But Billings said yes, and the mission was a success, helping to provide critical information on enemy movements during the war’s final period.
Last week, Billings was among about 20 OSS veterans who gathered in Washington as lawmakers including House Speaker Paul D. Ryan (R-Wis.) and Senate Majority Leader Mitch McConnell (R-Ky.) awarded the OSS with the Congressional Gold Medal, the highest civilian honor given by Congress.
The ceremony capped a years-long campaign to secure congressional recognition for the wartime spies who risked their lives to secure an Allied victory. Since at least 2013, advocates of the OSS veterans have been seeking to ensure the service would be recognized as a keystone of the modern U.S. intelligence operation. A bill to that effect, originally introduced in 2013, was stalled for several years in the House. It was introduced again in 2015, and passed in the fall of 2016.
Some 100 to 200 former members of the OSS, which employed about 13,000 civilians and service members at its height, are believed to be alive, but the ranks of surviving veterans are dwindling.
“I’m happy that the OSS got recognized,” said Billings, who remains an avid pilot at 94. But, he added: “So many people, deserving people, are not here anymore. It would have been nice to have them know about it, as well.”
The OSS was founded in 1942 by William “Wild Bill” Donovan, a distinguished World War I veteran and politician, to help the United States boost its espionage efforts against the Axis powers. Until its dissolution in 1945, it employed thousands of research analysts and dispatched guerrilla operatives on dangerous missions overseas.
The service’s Special Operations Branch activities included parachuting into France to support the assault on Normandy and working with Kachin tribesmen in modern-day Burma to gather intelligence on Japanese forces.
At the ceremony last week, Rep. Marcy Kaptur (D-Ohio) spoke with emotion as she recalled the OSS service of her uncle, Cpl. Anthony Rogowski of Toledo. She read from partially censored letters that her Uncle Tony had written while conducting secret operations from an unidentified location in Asia, describing the “pure hell” he encountered as he ferried military assets over remote and mountainous roads.
Marion Frieswyk joined the OSS after geographer Arthur Robinson identified her and another young graduate student, her future husband Henry Frieswyk, during a summer course. The pair moved to Washington and began helping the service build maps and topographic models used by military and government leaders. After the OSS was shut down, both joined the CIA. Marion Frieswyk left the agency in the 1950s while her husband retired in 1980 after becoming head of the cartography division.

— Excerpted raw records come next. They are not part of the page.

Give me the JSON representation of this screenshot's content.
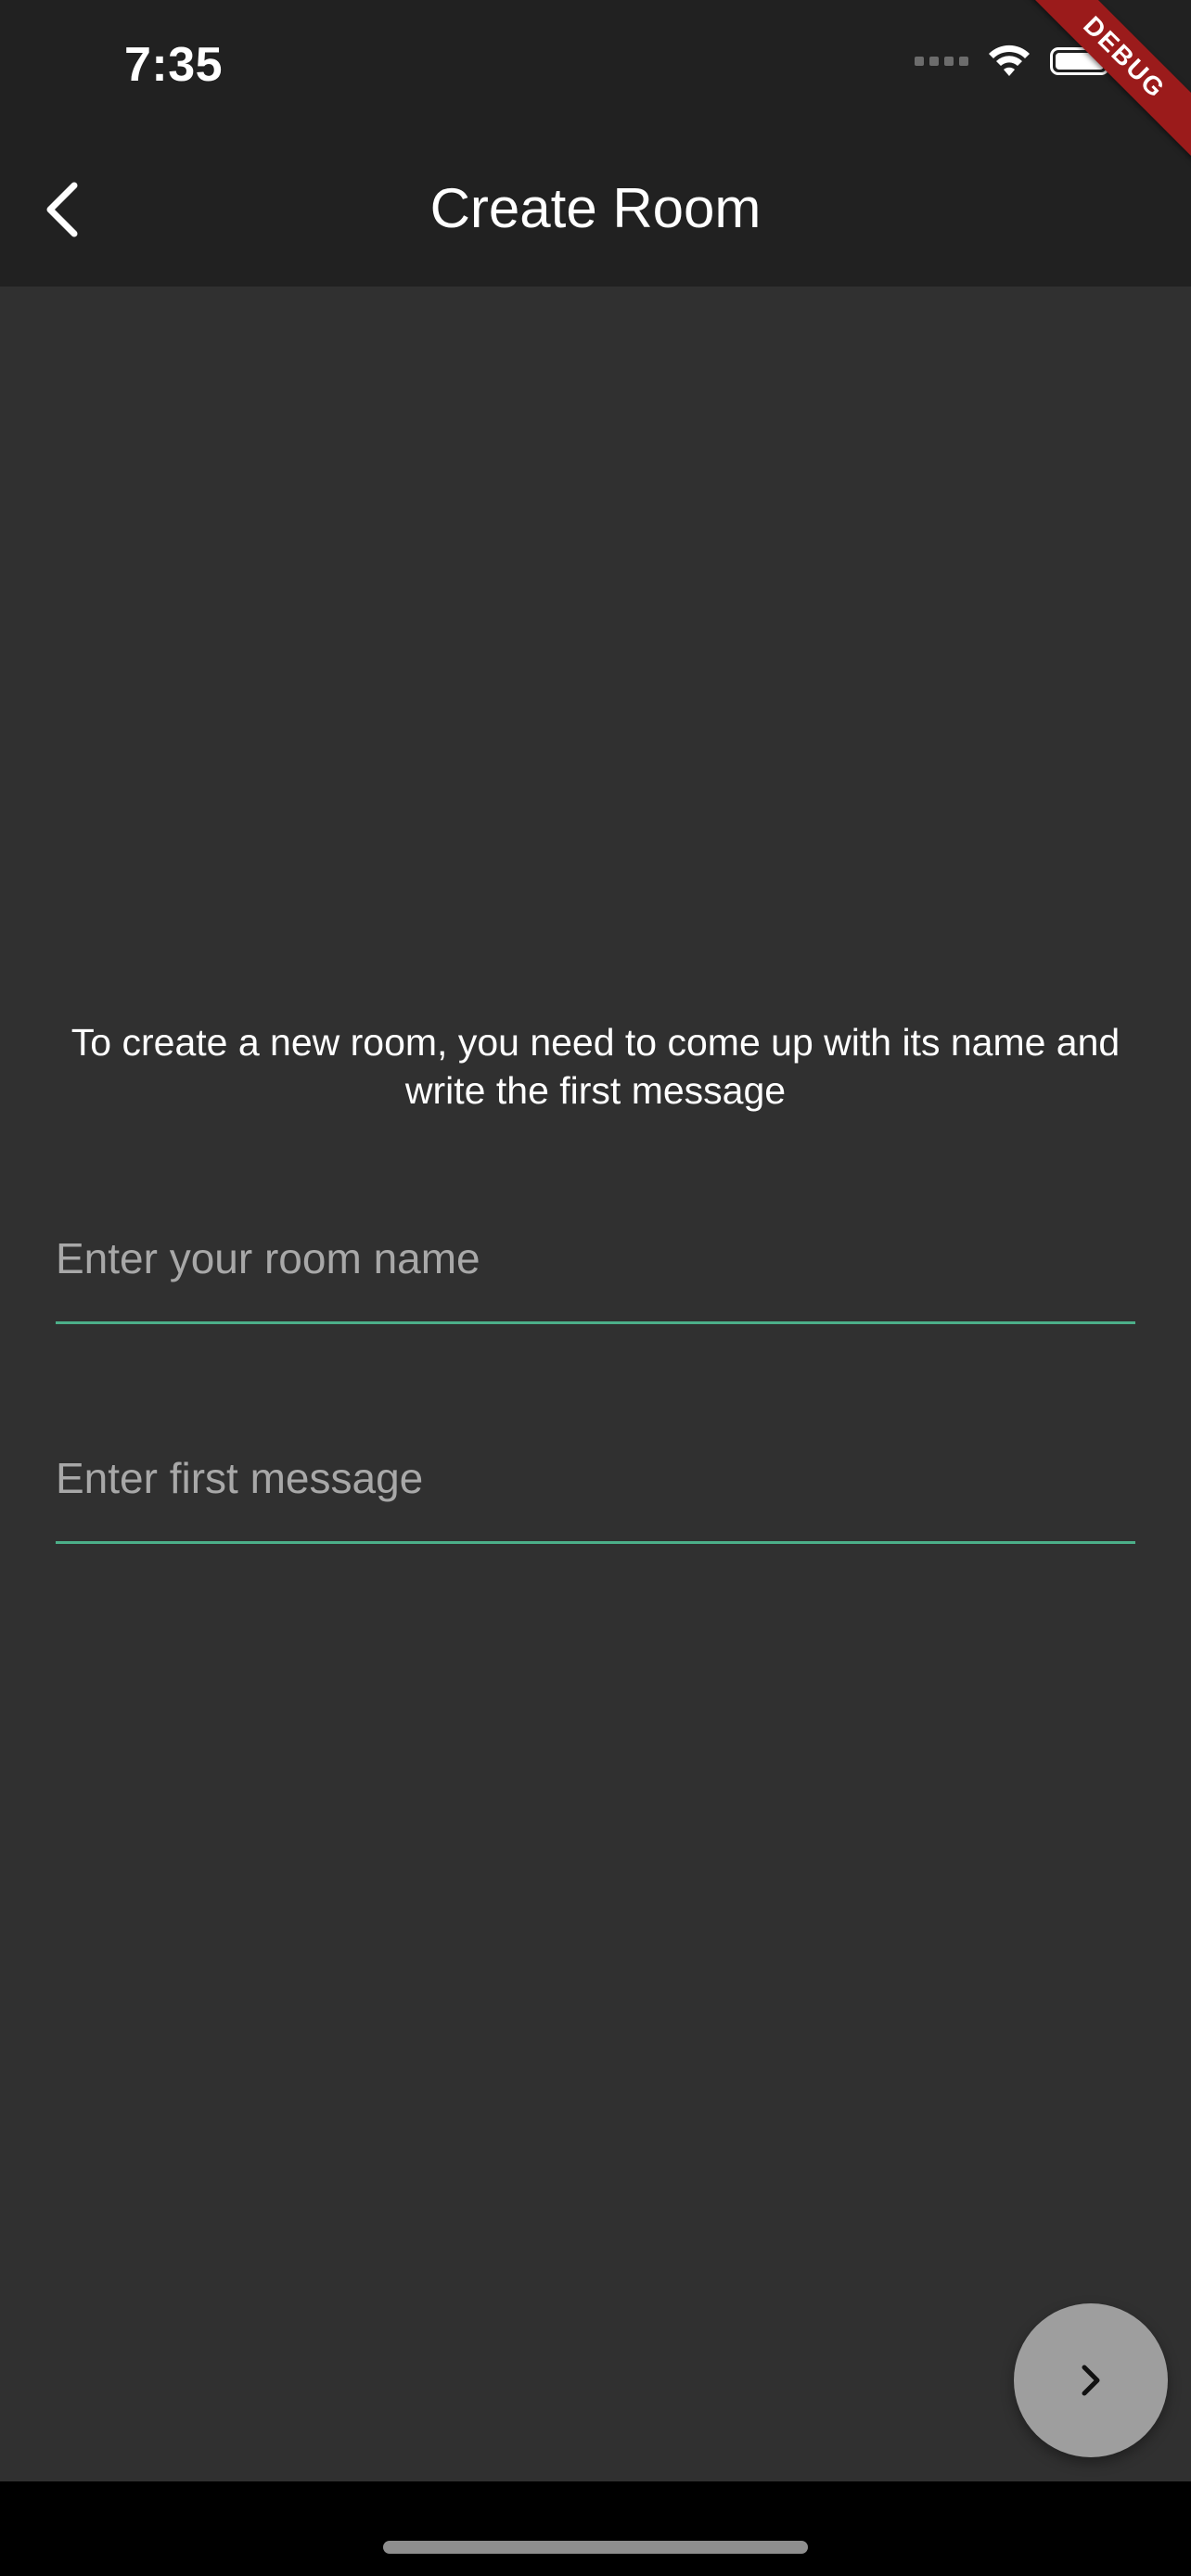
{
  "status_bar": {
    "time": "7:35"
  },
  "debug_banner": {
    "label": "DEBUG"
  },
  "app_bar": {
    "title": "Create Room",
    "back_icon": "chevron-left-icon"
  },
  "content": {
    "intro_text": "To create a new room, you need to come up with its name and write the first message",
    "room_name_field": {
      "value": "",
      "placeholder": "Enter your room name"
    },
    "first_message_field": {
      "value": "",
      "placeholder": "Enter first message"
    }
  },
  "fab": {
    "icon": "chevron-right-icon"
  },
  "colors": {
    "background": "#303030",
    "app_bar": "#212121",
    "accent_underline": "#4caf89",
    "fab": "#9e9e9e",
    "debug_ribbon": "#9b1b1b"
  }
}
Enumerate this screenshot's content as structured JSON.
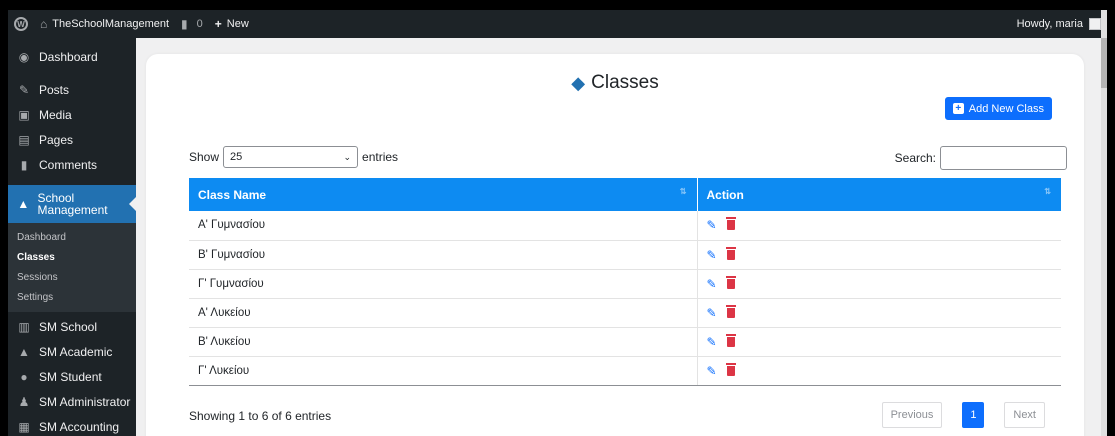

“It was a very hush-hush time,” Frieswyk, 96, said of her years working in intelligence. “My children didn’t even know where we worked.”
In a statement, CIA spokeswoman Heather Fritz Horniak said the medal was “fitting recognition for the exceptionally talented, courageous, and resourceful OSS officers who rose to the challenge” during World War II.
“The officers of the CIA are proud to follow in their footsteps,” she said.
The OSS legacy can be seen not only in the mission of the CIA but also that of the military’s Special Operations Command (SOCOM) and the State Department’s intelligence bureau.
“It’s taken 75 years for the OSS to receive a warm welcome in our nation’s capital where its founder, General William Donovan, said he had greater enemies than Hitler had in Europe,” said Charles Pinck, president of the OSS Society, which seeks to promote the achievements of the OSS and honor intelligence professionals. Pinck’s father, Dan, served with the OSS behind enemy lines in China.
On one side, the new medal shows three OSS operatives: a woman, a man and a person in a parachute. On the other side, it lists code words and ID numbers for the OSS and related intelligence agents and operations, and shows a spearhead, the unofficial insignia of the OSS, which was later adopted by SOCOM.